As you advance in your career, the challenges of leadership pull your time and attention away from what you can get done, to how much of a positive influence you can have on the organization by way of supporting and developing others in making things happen.
In our business, we work with managers and leaders at all levels. One of the great rewards for us is to see someone make the transition from having to do everything, to enjoying the rewards of developing leadership capacity in others.
As an example, a leadership team had us facilitate their biannual planning retreats for three years. Twice a year, we would spend two days with the leadership team assessing and envisioning the next year in the business. When we began our work with them, their biggest worry was being able to concentrate at the retreat and to do the follow-up work because the business demanded so much of them. This client now facilitates their own retreats, and not only that; they have four managers participating in the facilitation of weekly leadership meetings and biannual retreats. That is the power of leading through coaching.
To my knowledge, the leadership methodology that best supports people in developing and mastering new leadership skills is coaching.

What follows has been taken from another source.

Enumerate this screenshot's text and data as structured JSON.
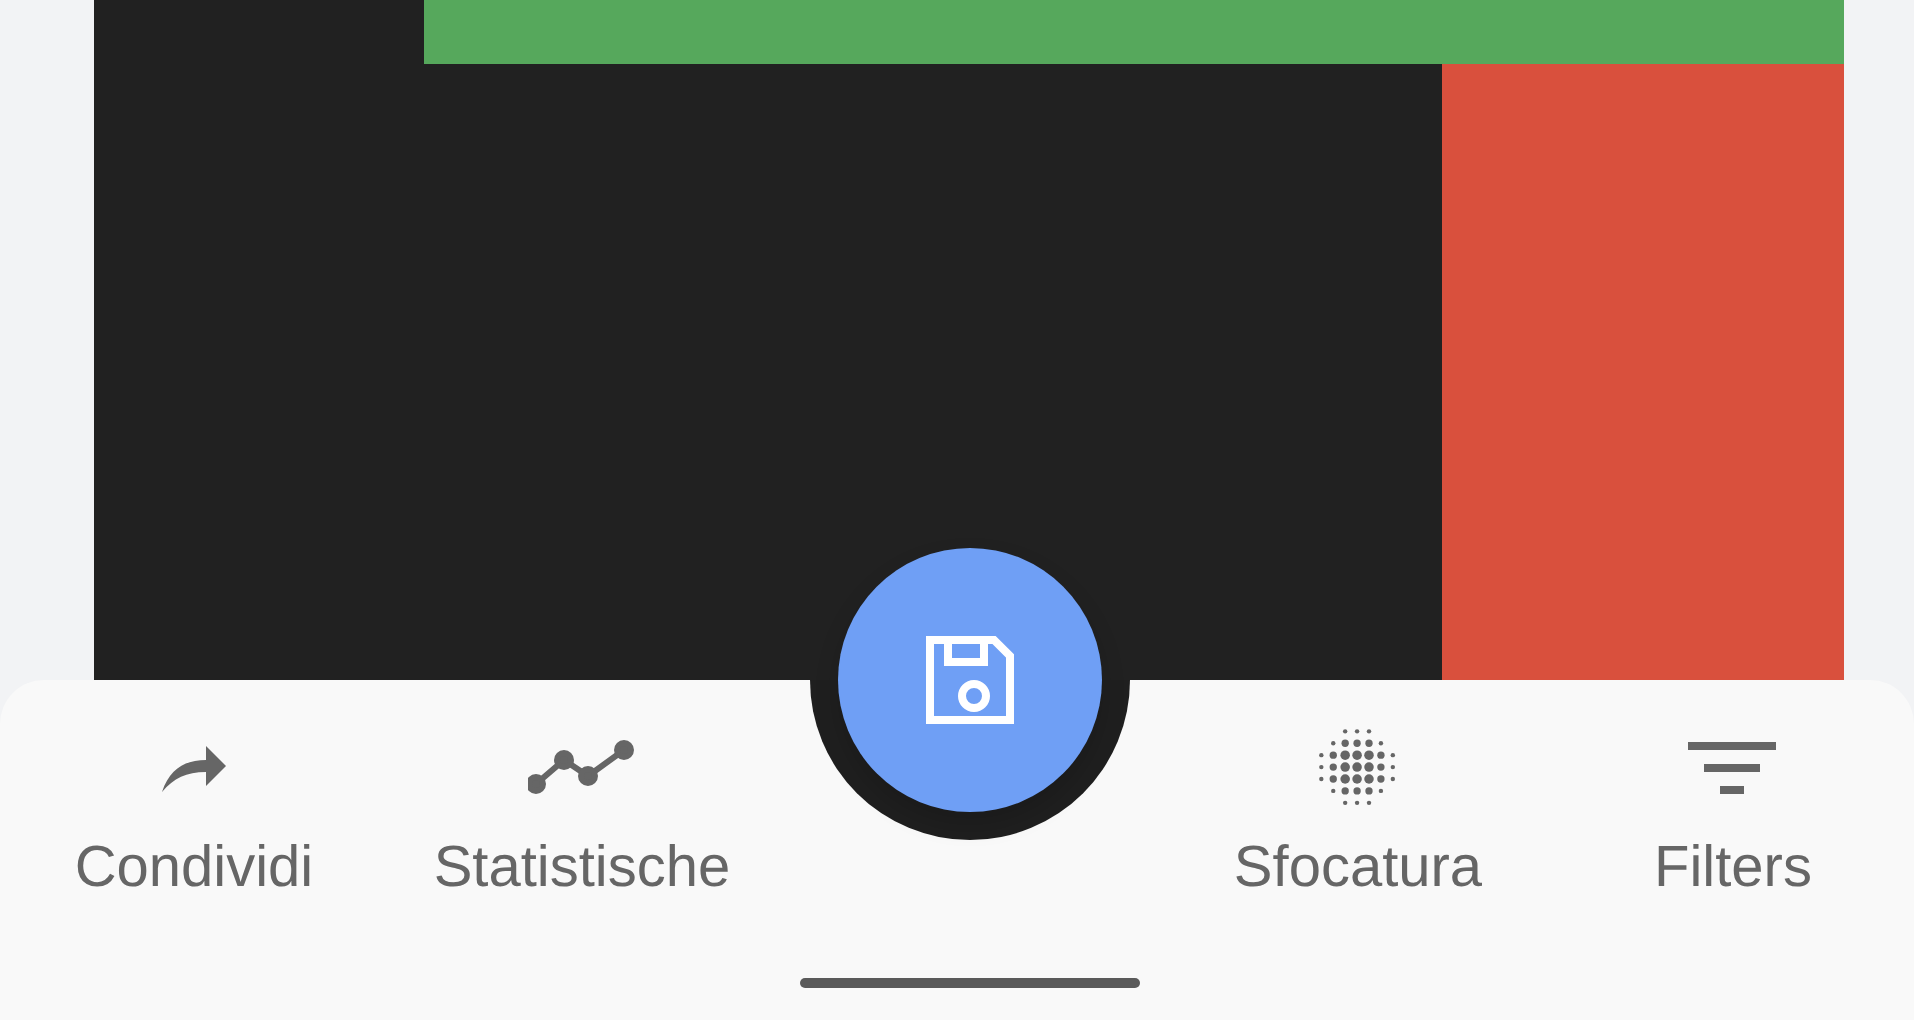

You have probably been coaching already and it’s likely you’ve done some coaching without even knowing it. As a way to make your coaching more intentional, Patrick O’Brien offers us this guide.

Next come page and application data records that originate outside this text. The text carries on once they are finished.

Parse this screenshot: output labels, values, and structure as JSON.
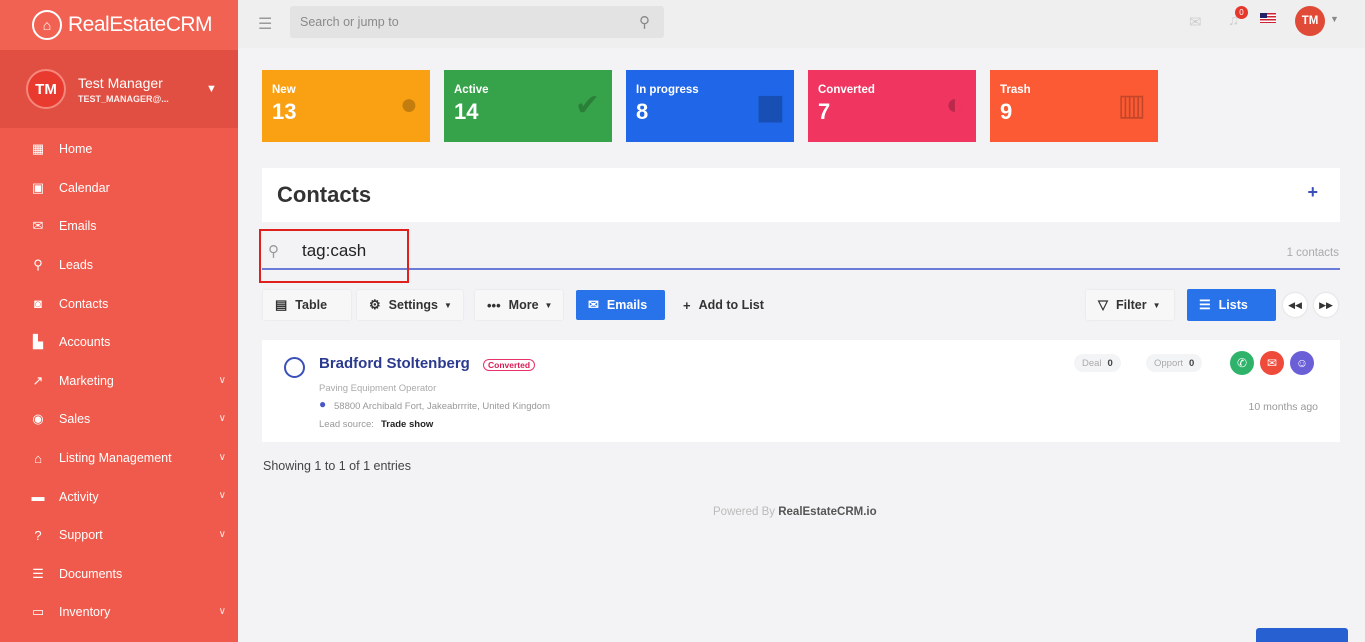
{
  "app": {
    "brand": "RealEstateCRM",
    "brand_icon": "chart-house-icon"
  },
  "user": {
    "initials": "TM",
    "name": "Test Manager",
    "email": "TEST_MANAGER@..."
  },
  "sidebar": {
    "items": [
      {
        "label": "Home",
        "icon": "grid-icon",
        "has_submenu": false
      },
      {
        "label": "Calendar",
        "icon": "calendar-icon",
        "has_submenu": false
      },
      {
        "label": "Emails",
        "icon": "envelope-icon",
        "has_submenu": false
      },
      {
        "label": "Leads",
        "icon": "search-icon",
        "has_submenu": false
      },
      {
        "label": "Contacts",
        "icon": "contact-icon",
        "has_submenu": false
      },
      {
        "label": "Accounts",
        "icon": "building-icon",
        "has_submenu": false
      },
      {
        "label": "Marketing",
        "icon": "trend-icon",
        "has_submenu": true
      },
      {
        "label": "Sales",
        "icon": "target-icon",
        "has_submenu": true
      },
      {
        "label": "Listing Management",
        "icon": "house-icon",
        "has_submenu": true
      },
      {
        "label": "Activity",
        "icon": "briefcase-icon",
        "has_submenu": true
      },
      {
        "label": "Support",
        "icon": "help-icon",
        "has_submenu": true
      },
      {
        "label": "Documents",
        "icon": "list-icon",
        "has_submenu": false
      },
      {
        "label": "Inventory",
        "icon": "laptop-icon",
        "has_submenu": true
      }
    ]
  },
  "topbar": {
    "search_placeholder": "Search or jump to",
    "notification_count": "0",
    "avatar_initials": "TM"
  },
  "stats": [
    {
      "label": "New",
      "count": "13",
      "color": "#f9a113",
      "icon": "person-icon"
    },
    {
      "label": "Active",
      "count": "14",
      "color": "#36a34a",
      "icon": "check-icon"
    },
    {
      "label": "In progress",
      "count": "8",
      "color": "#1f66e8",
      "icon": "briefcase-icon"
    },
    {
      "label": "Converted",
      "count": "7",
      "color": "#ef3560",
      "icon": "half-circle-icon"
    },
    {
      "label": "Trash",
      "count": "9",
      "color": "#fb5a34",
      "icon": "trash-icon"
    }
  ],
  "contacts": {
    "title": "Contacts",
    "filter_value": "tag:cash",
    "count_label": "1 contacts",
    "toolbar": {
      "table": "Table",
      "settings": "Settings",
      "more": "More",
      "emails": "Emails",
      "add_to_list": "Add to List",
      "filter": "Filter",
      "lists": "Lists"
    },
    "rows": [
      {
        "name": "Bradford Stoltenberg",
        "status": "Converted",
        "job": "Paving Equipment Operator",
        "address": "58800 Archibald Fort, Jakeabrrrite, United Kingdom",
        "lead_source_label": "Lead source:",
        "lead_source": "Trade show",
        "deal_label": "Deal",
        "deal_count": "0",
        "opport_label": "Opport",
        "opport_count": "0",
        "time_ago": "10 months ago"
      }
    ],
    "showing": "Showing 1 to 1 of 1 entries"
  },
  "footer": {
    "prefix": "Powered By",
    "brand": "RealEstateCRM.io"
  },
  "colors": {
    "sidebar": "#f05a4c",
    "accent_blue": "#2872ea",
    "converted": "#e8336a"
  }
}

When you establish a coaching relationship with someone, you engage your intelligence, intuition, wisdom and inquiry for the express purpose of fostering growth. This relationship is unusual in most people's experience. Work relationships are often “one-way” and are formed to produce specific external results. The purpose of the coaching relationship is to expressly support each individual in stretching toward new goals and insights. Coaching is a creative process. You make it up together as you go and each coaching relationship will be different. Here are a few ideas to help get you started.
Listening is your primary job as a coach. Assume that the person you are coaching has all the wisdom and insight they need to tackle the things that stand in their way. People automatically think more clearly when they are listened to with an attitude of attentiveness, respect, appreciation and confidence.
Respect silence. Active listening may require you or the person you are coaching to be still and silent as you process what is being said or are preparing how to respond. Often during breakthrough moments, there is a profound silence. Allow it to be.
Listen for repetitive statements. What are the stories they repeat over and over again? Are there themes -- both positive and negative -- that recur in their speaking? Repetitions like this can be clues to where their strengths and weaknesses lie.
Listen to what they're saying beyond the words and call it out in the open. If you're wrong, they'll tell you. Take the risk. Ask if they're open to hearing your point of view when you have an opinion to express. Give them the choice to say no -- or to prepare themselves mentally to try on someone else's point of view.
Respect the environment. Set up your sessions with each other in a time and place where you will not be interrupted.
Establish ground rules that you need to observe with each other in order to support this relationship. Begin with an agreement about confidentiality.
Be sure to check-in with each other. At each session, coaches should begin with a brief check-in about their state of well-being. This helps to ensure that each person is able to be fully present.
Explore your vision and possible end results. In your first session or sessions, each partner can set their visions and goals for the coaching. It is a good idea to do a self-assessment about the strengths, challenges and habits that are likely to help or hinder them in reaching their goals.
Be careful not to commiserate -- if a person is stuck in a complaint, you can always use an enlightening question such as: "What's missing, that if it were present, would improve your well-being?"
Be witness to emotion. If the person you are coaching cries, laughs, or otherwise expresses emotion, encourage them to continue. Chances are they'll think more clearly when the emotions have had a chance to run their course. Stay as relaxed as possible -- you don't even need to "comfort" them. Just be their witness and stay present.
Don’t get hooked. Stay aware of moments when it is tempting to be pulled into the drama and emotions present at any time. This allows you to be more open to new, creative possibilities and to avoid repeating mistakes.
Be flexible. Since coaching is a creative process, you will not always be able to stick to an “agenda.” Follow whatever path seems to be most productive in leading you toward your end goals.
Be authentic. Always speak your truth, even if it means revealing your own shortcomings, weaknesses and being vulnerable. You don’t need to have all the answers or right ideas.
Evaluate. At the end of each session, each person should evaluate how it went without feeling the need to fix anything. Simply listen. Then consider the direction for the next session.
Here’s an Experiment
Find someone in your organization that needs development. Commit to 1 90-minute session per month between now and April 1st, 2022 (That’s 6 sessions)
Begin by setting a vision* with them for their professional development. Then follow the advice above, be willing to learn it as you go.
*If you struggle to set a vision, then determine what growth needs to happen so they are a shoe in for the next logical promotion.
On April 1st, 2022, evaluate how it went, are they ready for that promotion? What growth do you both see?
You are invited to connect with me along the way if you need any support.